- If you only raise one SAFE round, the Post-Money SAFEs can be better for founders. The reason is that Post-Money SAFEs do not include the stock plan increase in the denominator of their “Price per share” conversion math. In the spreadsheet, try setting the size of the second SAFE round to zero (D21), and then adjust the size of the stock plan increase up and down (D9).
- If a startup raises multiple SAFE rounds, the Post-Money SAFE becomes a much worse deal for founders (as compared to a Pre-Money SAFE or Redlined Post-Money SAFE).
Digging Deeper Into the SAFE Cap Table Math
Starting from the basics: the principal dollar amount of a SAFE will convert into some number of shares in a future Series A round. The SAFE dollars convert into Series A shares at a conversion price. For example, if an investor has a $1,000 SAFE and the conversion price is $2/share, she gets 500 Series A shares.
What is the conversion price? It’s a ratio where the numerator is the SAFE valuation cap, and the denominator is some number of shares that roughly represents the size of the company. The shares we include or exclude from this denominator will change the conversion price.
- The more shares that we dump into the denominator bucket, the lower the SAFE conversion price.
- The lower the SAFE conversion price, the more SAFE conversion shares the investor receives in the Series A.
In the standard Post-Money SAFE, the SAFE conversion shares are included in the Denominator. (This is circular, as the SAFE conversion shares are both the output of our math and also part of the input.
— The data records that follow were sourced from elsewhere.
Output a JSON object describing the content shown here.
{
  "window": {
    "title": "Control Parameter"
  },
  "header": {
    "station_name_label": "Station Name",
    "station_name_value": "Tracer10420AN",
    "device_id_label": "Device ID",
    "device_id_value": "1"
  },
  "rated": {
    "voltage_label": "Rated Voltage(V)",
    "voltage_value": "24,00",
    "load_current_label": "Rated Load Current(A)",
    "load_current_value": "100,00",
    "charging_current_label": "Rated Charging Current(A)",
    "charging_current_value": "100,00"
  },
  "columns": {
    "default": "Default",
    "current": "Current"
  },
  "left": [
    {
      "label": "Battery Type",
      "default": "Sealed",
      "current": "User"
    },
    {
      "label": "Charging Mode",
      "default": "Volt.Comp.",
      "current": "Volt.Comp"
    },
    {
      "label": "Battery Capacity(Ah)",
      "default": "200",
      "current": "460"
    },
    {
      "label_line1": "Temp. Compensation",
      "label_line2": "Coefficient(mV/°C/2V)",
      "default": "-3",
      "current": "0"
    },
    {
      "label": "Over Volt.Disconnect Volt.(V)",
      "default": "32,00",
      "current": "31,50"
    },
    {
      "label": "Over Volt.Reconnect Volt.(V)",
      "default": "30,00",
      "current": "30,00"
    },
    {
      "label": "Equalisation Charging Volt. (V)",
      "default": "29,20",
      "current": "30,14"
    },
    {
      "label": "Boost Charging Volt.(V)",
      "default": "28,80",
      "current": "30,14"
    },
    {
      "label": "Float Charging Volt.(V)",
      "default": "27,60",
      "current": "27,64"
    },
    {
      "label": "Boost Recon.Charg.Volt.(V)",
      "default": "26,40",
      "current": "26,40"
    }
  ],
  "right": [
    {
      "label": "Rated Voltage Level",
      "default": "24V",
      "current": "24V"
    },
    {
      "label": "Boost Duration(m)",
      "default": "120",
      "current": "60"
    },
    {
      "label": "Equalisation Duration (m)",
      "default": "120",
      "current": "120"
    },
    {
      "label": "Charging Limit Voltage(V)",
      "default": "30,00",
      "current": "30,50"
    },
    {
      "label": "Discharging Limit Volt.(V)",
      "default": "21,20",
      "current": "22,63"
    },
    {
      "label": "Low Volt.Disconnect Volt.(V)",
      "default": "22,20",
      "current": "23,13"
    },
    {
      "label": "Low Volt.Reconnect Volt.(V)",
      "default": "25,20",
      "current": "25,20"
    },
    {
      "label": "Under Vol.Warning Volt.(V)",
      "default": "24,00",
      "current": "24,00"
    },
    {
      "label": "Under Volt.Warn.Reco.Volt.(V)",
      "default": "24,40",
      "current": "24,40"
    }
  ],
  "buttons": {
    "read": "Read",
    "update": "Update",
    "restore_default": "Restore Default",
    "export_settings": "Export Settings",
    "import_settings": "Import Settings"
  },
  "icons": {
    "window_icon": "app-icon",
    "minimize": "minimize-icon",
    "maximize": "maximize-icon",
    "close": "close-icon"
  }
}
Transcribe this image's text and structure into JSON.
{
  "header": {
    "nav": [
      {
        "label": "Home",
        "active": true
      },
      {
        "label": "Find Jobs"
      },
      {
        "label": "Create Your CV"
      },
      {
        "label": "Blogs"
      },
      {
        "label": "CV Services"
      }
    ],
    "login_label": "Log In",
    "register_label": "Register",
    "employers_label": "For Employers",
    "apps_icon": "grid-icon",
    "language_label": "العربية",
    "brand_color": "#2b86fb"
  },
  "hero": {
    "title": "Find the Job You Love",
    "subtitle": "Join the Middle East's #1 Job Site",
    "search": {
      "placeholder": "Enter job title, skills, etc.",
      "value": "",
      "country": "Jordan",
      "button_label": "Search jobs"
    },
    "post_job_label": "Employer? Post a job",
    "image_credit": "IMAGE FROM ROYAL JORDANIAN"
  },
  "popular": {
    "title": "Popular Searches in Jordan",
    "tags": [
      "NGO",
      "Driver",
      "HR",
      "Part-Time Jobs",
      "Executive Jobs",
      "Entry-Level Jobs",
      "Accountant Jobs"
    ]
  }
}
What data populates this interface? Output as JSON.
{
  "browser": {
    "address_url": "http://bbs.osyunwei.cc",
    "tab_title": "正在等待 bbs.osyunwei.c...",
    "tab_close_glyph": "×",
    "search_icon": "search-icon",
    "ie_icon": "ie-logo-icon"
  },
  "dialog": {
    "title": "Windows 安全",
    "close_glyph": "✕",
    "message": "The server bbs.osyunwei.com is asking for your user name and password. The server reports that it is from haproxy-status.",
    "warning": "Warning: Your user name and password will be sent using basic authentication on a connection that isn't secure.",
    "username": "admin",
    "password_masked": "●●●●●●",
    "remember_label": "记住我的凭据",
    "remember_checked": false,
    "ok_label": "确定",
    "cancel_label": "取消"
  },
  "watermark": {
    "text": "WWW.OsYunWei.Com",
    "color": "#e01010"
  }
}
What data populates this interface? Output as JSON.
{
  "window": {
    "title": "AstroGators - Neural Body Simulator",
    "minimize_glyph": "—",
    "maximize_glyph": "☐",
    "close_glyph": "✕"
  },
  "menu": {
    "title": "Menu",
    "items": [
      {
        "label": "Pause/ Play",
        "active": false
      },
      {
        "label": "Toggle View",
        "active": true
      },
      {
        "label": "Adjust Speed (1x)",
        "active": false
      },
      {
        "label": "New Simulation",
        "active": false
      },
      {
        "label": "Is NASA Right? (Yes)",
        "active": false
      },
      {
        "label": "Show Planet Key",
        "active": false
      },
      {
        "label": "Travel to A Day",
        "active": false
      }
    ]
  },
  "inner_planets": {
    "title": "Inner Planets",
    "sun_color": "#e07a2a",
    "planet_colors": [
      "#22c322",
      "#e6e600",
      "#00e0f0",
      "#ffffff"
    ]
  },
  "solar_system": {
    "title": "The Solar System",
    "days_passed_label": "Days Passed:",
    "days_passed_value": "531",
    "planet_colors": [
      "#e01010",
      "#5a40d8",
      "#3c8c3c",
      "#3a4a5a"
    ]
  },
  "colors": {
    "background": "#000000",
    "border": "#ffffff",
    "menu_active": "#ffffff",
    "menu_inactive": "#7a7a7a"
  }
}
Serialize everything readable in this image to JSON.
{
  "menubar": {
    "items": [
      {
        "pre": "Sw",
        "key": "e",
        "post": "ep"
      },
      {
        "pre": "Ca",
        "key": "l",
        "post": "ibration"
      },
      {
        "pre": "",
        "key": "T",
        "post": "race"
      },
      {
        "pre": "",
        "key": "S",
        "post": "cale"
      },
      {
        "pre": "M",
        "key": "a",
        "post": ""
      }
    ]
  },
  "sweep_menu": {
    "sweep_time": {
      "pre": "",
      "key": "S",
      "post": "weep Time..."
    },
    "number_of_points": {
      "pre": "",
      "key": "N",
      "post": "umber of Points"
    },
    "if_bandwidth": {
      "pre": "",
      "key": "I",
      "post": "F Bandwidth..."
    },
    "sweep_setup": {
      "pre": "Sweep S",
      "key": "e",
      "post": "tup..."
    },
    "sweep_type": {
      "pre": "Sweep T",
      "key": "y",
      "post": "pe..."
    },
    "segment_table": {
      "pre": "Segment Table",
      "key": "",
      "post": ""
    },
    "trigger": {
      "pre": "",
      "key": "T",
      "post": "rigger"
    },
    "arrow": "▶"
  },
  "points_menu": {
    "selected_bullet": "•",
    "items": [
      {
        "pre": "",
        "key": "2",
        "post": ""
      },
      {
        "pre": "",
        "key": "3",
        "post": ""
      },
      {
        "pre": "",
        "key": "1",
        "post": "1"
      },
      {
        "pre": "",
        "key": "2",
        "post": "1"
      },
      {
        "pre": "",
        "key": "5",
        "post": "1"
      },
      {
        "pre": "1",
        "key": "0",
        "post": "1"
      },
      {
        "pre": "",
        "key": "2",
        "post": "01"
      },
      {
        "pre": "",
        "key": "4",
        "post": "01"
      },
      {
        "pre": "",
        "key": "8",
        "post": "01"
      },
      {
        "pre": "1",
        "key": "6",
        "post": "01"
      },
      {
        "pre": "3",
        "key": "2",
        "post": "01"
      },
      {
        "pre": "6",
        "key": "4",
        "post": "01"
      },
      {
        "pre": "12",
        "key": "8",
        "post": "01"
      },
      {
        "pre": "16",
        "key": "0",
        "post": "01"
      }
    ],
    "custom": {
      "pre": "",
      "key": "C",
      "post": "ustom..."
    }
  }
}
Google sheets doesn’t blink at this.) Since the SAFE conversion shares are part of the denominator, this means the more SAFEs you sell, the bigger the Denominator becomes. As I mentioned above, a bigger denominator means a lower Conversion price, and a lower conversion price means more shares for the investor and more dilution for the founders.
In the new math of the Redlined Post-Money SAFE, the SAFE conversion shares from the current SAFE round are included in the Denominator. This makes it easy to calculate how much of the company you are selling with each SAFE. But SAFE conversion shares from future SAFE rounds are not included in the Denominator. This removes the Full Ratchet Anti-Dilution protection.
What If My Startup Has Already Issued a Post-Money SAFE?
It’s not terrible. However, it is a big incentive to structure your next financing as an equity round (converting your post-money SAFEs) rather than doing another SAFE round (which will heavily dilute founders).
You have three options for your SAFEs.
- Pre-Money SAFE. Founder-favorable economics. The cap table math is difficult to do in your head. Spreadsheet required.
- Post-Money SAFE. Cap table math is easy, but investors get Full-Ratchet Up/Down Anti-dilution on future SAFE rounds.
- Redlined Post-Money SAFE. Cap table math is easy, and no Anti-dilution for future SAFE rounds.
The YC Post-Money SAFEs are not inherently bad. YC provides real value and has a lot of bargaining power. They can negotiate for off-market terms like full-ratchet anti-dilution protection. However, if YC is going to stick founders with off-market terms, they should be explicit about it.
And if you’re a founder with bargaining power, then you shouldn’t let investors sneak in an anti-dilution provision.
Thanks to Jose Ancer for his input on this post and the spreadsheet.